The pictures look the same, no?
A side view is needed.
Before the seat cushion stuck out a full two inches from the chair base. It was so uncomfortable to sit in.
The seat cushion didn’t always stick out so far. It appears that my replacement foam cushions were thicker than the original cushions.
My original fix-it plan was to trim the seat cushion. Dan stopped me just as I was ready to cut open the muslin lining. He reminded me how long it had taken me to sew the slip cover. Wouldn’t it be easier to trim the back cushion?
Indeed it was. I cut a 2 inch depth by 4 inch tall section out of the bottom of the back cushion. Now the seat cushion fits snugly into the contours of the chair and doesn’t stick out.
It is much more comfortable to sit in. My feet touch the floor, which is a big deal when you are only 5 feet tall like me.
Victoria of the Ten Thousand Hours of Sewing blog is hosting a Fearless February sew-a-long. The goal is to sew something that you have been too scared to tackle.
It is just the kick in the pants that I need to finish the slip cover for the wing chair.
Months ago, I made the slip cover for the seat cushion.
Yet, the chair is still hidden beneath a store-bought slip cover that doesn’t fit, being designed for a different style of chair. It irritates me on a daily basis.
It’s true that other projects have demanded my attention, but I could have made time to sew the slip cover. I have been avoiding it like the plague. I even put the fabric away, too scared to cut it up.
Victoria says the way to tackle such sewing fears is to just pick up the scissors, turn on the sewing machine and just do it. Her sew-a-long promises lots of encouragement, which is good. I’m going to need it.
It’s more colorful – just not in a good way. A store-bought slip cover will go back on until I can finish sewing the main body together.
This seat cushion took a lot longer than anticipated for 2 reasons. First, it took a back seat while the sheer curtains were being made. Secondly, all the seams were encased with a Hong Kong seam finish.
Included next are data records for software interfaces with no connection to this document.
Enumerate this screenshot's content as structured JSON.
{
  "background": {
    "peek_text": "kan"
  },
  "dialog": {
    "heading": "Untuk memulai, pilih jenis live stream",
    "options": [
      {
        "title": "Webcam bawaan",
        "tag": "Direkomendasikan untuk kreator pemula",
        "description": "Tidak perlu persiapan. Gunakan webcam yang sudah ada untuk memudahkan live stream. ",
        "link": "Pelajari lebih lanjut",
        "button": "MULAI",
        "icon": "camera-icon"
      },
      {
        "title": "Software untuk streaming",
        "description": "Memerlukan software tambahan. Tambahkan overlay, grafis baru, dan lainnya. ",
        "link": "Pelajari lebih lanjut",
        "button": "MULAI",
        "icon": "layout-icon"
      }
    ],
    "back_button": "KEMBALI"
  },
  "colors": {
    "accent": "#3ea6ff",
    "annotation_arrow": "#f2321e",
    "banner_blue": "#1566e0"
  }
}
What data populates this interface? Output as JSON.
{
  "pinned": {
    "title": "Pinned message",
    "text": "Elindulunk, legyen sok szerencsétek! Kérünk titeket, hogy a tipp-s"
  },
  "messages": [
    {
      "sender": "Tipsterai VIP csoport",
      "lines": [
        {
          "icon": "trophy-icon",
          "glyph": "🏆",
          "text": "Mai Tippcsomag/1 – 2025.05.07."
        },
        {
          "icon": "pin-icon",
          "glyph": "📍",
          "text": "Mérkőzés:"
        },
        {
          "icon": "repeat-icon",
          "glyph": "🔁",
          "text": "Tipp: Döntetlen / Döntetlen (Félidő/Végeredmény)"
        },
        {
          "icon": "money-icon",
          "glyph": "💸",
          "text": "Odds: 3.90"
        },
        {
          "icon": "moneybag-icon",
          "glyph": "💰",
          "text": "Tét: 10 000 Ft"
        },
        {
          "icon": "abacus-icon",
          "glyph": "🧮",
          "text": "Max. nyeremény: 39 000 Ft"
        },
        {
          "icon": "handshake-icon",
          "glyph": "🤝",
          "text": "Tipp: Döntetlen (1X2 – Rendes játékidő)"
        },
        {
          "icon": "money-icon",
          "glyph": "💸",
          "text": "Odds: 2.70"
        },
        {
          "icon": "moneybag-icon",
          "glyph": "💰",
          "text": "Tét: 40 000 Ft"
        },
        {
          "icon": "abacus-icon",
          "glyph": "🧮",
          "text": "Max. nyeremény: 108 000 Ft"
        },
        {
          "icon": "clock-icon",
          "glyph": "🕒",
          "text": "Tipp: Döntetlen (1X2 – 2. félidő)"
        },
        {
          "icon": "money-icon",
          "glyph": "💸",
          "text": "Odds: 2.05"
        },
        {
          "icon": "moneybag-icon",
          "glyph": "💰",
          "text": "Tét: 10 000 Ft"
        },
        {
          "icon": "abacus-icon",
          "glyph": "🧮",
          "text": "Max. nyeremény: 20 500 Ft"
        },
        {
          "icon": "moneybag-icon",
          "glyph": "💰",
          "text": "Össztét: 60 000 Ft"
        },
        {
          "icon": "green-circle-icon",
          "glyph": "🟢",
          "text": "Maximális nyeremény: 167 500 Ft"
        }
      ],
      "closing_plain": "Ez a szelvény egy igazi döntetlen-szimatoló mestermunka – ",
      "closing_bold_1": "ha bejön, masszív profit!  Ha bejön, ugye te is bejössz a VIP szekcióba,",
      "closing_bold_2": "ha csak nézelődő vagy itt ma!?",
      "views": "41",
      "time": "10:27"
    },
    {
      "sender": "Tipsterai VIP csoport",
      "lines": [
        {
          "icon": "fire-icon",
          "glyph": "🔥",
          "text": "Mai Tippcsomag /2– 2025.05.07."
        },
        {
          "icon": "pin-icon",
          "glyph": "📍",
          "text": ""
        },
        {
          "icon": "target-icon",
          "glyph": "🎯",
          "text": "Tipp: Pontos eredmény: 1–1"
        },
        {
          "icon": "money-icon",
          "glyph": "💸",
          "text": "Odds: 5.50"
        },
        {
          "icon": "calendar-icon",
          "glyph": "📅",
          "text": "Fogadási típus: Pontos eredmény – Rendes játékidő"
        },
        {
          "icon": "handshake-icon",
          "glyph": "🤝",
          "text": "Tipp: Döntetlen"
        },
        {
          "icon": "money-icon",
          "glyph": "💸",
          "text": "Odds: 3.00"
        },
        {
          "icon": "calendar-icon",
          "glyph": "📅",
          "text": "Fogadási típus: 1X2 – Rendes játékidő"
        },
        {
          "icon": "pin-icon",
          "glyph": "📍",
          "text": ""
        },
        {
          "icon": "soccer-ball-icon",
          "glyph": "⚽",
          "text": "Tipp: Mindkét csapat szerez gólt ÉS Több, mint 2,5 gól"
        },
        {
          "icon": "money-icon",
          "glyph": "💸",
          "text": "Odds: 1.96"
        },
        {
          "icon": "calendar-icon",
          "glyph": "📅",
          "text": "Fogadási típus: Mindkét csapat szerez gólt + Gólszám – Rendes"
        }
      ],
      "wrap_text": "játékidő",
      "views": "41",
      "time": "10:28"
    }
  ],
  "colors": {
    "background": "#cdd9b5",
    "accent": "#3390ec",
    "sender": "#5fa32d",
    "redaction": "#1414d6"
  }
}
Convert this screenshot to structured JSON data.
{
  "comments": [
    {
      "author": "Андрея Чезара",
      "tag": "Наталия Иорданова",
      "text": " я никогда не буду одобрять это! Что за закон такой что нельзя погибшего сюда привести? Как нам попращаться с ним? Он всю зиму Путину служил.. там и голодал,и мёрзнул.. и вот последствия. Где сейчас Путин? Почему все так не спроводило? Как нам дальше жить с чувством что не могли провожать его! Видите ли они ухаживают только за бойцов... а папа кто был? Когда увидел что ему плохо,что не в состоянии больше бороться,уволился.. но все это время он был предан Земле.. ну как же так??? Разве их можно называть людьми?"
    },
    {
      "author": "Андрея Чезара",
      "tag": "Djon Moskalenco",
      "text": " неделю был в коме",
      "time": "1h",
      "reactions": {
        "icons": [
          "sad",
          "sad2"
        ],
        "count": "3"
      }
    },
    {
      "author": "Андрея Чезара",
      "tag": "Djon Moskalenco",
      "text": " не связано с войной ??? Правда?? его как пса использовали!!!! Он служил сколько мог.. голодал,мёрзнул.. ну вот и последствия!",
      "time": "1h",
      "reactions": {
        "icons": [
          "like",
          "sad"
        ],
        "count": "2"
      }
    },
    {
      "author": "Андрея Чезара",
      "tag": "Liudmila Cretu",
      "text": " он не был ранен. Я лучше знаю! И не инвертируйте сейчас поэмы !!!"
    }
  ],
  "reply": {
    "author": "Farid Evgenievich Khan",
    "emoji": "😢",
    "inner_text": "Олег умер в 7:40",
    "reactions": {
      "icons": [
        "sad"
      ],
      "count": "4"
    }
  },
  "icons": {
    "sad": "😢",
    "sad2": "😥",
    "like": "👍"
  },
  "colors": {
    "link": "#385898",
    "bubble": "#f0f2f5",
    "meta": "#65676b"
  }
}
Typically, there is no reason to do anything with the seams other than press them open on a slip cover. Yet, as lovely as the green fabric is, it frays like mad. Plus, this is a slip cover that due to its light color and the fact that it must inhabit a home with a dog and a small child will get washed quite frequently. It needs to be able to withstand the wear and tear from the washer and from us. I do not want to be making another slip cover in a year. The memory of this one will need to fade away first.
In other sewing news, the pattern pieces of muslin #2 have been cut out for both Elly’s and my party dress. I anticipate a lot of work needing to be done on my muslin, but Elly’s muslin should fit perfectly. I probably just went and jinxed myself.